Sunday, May 10, 2020

Kickstarter projects; three out of four ain't bad...

Along with KickStarter there are numerous crowd-funding sites and I've ploughed a bit of money into several. As well as electronics projects I have funded a few artists to record albums and have been very pleased. 
Here are four projects I backed, three of which came out really well and one which kinda got half-way there. The thing you have to remember is that backing things on KickStarter is not like buying something - you have to fully accept that some project just won't deliver.


  • PockEthernet is a tester for ethernet and IP networks. Serious network people use a Fluke DTX-1800 (I used to have access to one) - it's now discontinued, but like the replacement DSX-series all TDRs (Time Domain Reflectometers) are expensive (a few thousand pounds) but if you want to certify an install it is expected. At the other end of the spectrum you have the £50 DC testers that just make sure there is continuity on each of the eight legs and really just allow you to have some certainty in termination polarity etc. The PockEthernet is a half-way house with some TDR capability (not sure home accurate is it) but nice record keeping. Above a little DC-tester (like a ModTap or others) it can do some IP testing; POE, DHCP, VLAN tags etc. and so for me is ideal. 



You interact with it using a BlueTooth-attached app running on 'phone or tablet computer

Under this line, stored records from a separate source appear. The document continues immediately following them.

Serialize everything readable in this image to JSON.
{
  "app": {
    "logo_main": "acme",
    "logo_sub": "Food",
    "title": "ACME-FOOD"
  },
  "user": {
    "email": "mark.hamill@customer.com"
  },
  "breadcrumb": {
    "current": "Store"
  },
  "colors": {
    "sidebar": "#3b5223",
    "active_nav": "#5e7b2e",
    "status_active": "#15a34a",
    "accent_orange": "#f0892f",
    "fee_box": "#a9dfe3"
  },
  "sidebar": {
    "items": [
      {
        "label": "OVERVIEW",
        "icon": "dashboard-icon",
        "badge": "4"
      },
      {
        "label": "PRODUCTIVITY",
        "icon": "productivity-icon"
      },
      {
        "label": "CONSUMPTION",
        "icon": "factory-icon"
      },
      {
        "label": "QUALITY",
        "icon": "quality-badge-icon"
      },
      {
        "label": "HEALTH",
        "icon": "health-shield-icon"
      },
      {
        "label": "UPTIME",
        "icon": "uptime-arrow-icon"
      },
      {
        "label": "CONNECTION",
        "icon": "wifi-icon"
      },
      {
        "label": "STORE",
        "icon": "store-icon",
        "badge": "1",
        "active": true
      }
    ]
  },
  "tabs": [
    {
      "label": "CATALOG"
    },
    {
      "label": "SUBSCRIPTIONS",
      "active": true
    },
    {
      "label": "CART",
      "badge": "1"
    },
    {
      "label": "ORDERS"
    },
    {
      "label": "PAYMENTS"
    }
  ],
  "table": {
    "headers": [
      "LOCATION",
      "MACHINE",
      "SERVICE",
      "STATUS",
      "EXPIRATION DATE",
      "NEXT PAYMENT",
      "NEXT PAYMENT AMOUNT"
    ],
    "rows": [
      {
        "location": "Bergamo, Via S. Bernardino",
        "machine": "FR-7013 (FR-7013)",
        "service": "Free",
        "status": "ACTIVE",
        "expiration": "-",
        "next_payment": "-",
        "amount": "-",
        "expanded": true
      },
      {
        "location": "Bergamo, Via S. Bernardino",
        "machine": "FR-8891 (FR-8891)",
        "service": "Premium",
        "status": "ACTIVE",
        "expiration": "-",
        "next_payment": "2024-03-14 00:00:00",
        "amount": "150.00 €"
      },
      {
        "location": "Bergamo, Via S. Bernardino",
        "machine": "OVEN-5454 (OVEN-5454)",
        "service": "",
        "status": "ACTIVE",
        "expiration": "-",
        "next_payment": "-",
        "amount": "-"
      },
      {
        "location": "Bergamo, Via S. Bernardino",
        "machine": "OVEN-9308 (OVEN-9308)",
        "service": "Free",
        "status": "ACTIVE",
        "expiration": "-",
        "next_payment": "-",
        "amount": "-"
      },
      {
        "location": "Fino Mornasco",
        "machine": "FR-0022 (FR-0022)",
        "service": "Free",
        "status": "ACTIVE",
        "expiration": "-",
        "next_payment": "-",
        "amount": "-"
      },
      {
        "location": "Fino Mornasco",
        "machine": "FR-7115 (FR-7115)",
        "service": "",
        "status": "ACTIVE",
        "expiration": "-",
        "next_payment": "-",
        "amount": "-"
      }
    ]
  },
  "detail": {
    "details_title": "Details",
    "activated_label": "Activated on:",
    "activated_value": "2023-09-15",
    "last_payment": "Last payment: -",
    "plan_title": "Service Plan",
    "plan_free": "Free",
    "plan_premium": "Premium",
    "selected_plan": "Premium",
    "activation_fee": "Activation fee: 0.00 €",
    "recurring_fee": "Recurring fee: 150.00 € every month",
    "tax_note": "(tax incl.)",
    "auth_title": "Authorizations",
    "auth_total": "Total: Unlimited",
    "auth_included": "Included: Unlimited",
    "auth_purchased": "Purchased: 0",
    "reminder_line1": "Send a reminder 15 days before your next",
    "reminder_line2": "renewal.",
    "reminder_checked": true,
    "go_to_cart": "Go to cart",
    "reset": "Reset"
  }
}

The measurement reports can be over many circuits (so testing a whole patch-panel at once is do'able) and you can email/save as PDF from the app.


You can even brand the reports with your logo

  • BeeLine bike navigator - I often see folks with their smart 'phone in a waterproof wallet as a bike GPS. That's great, but when I'm cycling somewhere I'm not entirely familiar with I often like to find my way but certain in the knowledge that as I get closer I can make better navigation decisions. The BeeLine is a bluetooth attached smart compass that tells you what direction to go and how far your destination is. I've been using mine for maybe eighteen months and it works really well. It is stable and accurate with good battery life.

wiggly route; it was a Sunday afternoon!


  • Pebble Smart Watch - Although the Apple Watch is undoubtedly a miracle to technology I never felt it was for me; the biggest problem is the battery life; two days at best. It also seems to need a lot of curation. Friends who use them are constantly attending to them and I only really wanted a second screen for my 'phone with good notifications, health tracking and control of media players. The Pebble does just those things really well and nothing else. The battery on mine (Pebble Time Steel variant) lasts for more than a week and when they went bust at the end of 2016 I bought a second one just in case. They charge in about an hour.

The lockdown has been great for sleep but very bad for exercise...


I always return to the same watch-face "Graphite Too" as it has everything I use and is clear.

Thankfully after Pebble went bust and got bought by FitBit a group call Rebble acquired all the source-code etc and have been supporting the watches with new firmware and online services since.
  • Oscilloscope Watch - I know what you're thinking; what a daft idea! I've written a lot about this one in the past because I did get a very janky alpha-version (3D printed case, very early build of the software etc). Still, five years on and the project is still live on Kickstarter and so we live in hope!

Thursday, March 12, 2020

Modifying Blackmagic 6G routers for quiet(er) operation!

You can't deny the value in BMD SmartVideo Hubs - they are a fraction of the price of traditional broadcast video matrices. They have appalling return-loss on the BNC inputs and their control system is very simple (although in lots of cases that's a benefit). The temptation is to stick them in desks in edit, grading and audio suites, but they are noisy! The reasons are;

  1. Cheap, low air volume fans
  2. Tiny holes in the chassis through which to try and pull enough air
  3. No control of the fans even though the ones they supply have a tach output

'scope is showing the tach o/p of one of the fans, yes, I was routing video!

Even though the cheap/noisy fans BMD fit have a tach output it clearly isn't read by the hardware as the fans run at full tilt from power-on. This one had been on and routing video for a couple of hours (with the lid on) and it's like sitting next to a vacuum cleaner.
So, quick look at RS and filtering by size, volts and then listing by highest air volume & lowest noise I got these Papst fans - they also have a tach output (I had no plan to use that) and more importantly are induction-start motors (so they will run on much lower voltages; I had a feeling I could simply control them with a potentiometer with a similar impedance to the coils).

getting them ready to fit in the same JST 1.5mm pitch headers as the stock fans, 10K pots

fitted to replace the stock fans - I had to ream-out the screw holes in the fans for the screws to fit, double-sided tape for the pots.

The other issue is the tiny holes they have in those cases for airflow. With a bit of extruded aluminium and grill material you can get a good look.

Make sure you don't put another piece of equipment directly above it!

So, proof of the pudding and all that; I ran the stock unit for a couple of hours, pulled the lid off and took a photo with my thermal camera and then did exactly the same after the modifications. The results speak for themselves; the client has these in their audio suite and game me four more to modify.

before & after - running cooler and maybe 20dBs quieter

As an aside I found driving these fans at a constant 8v produced the best results.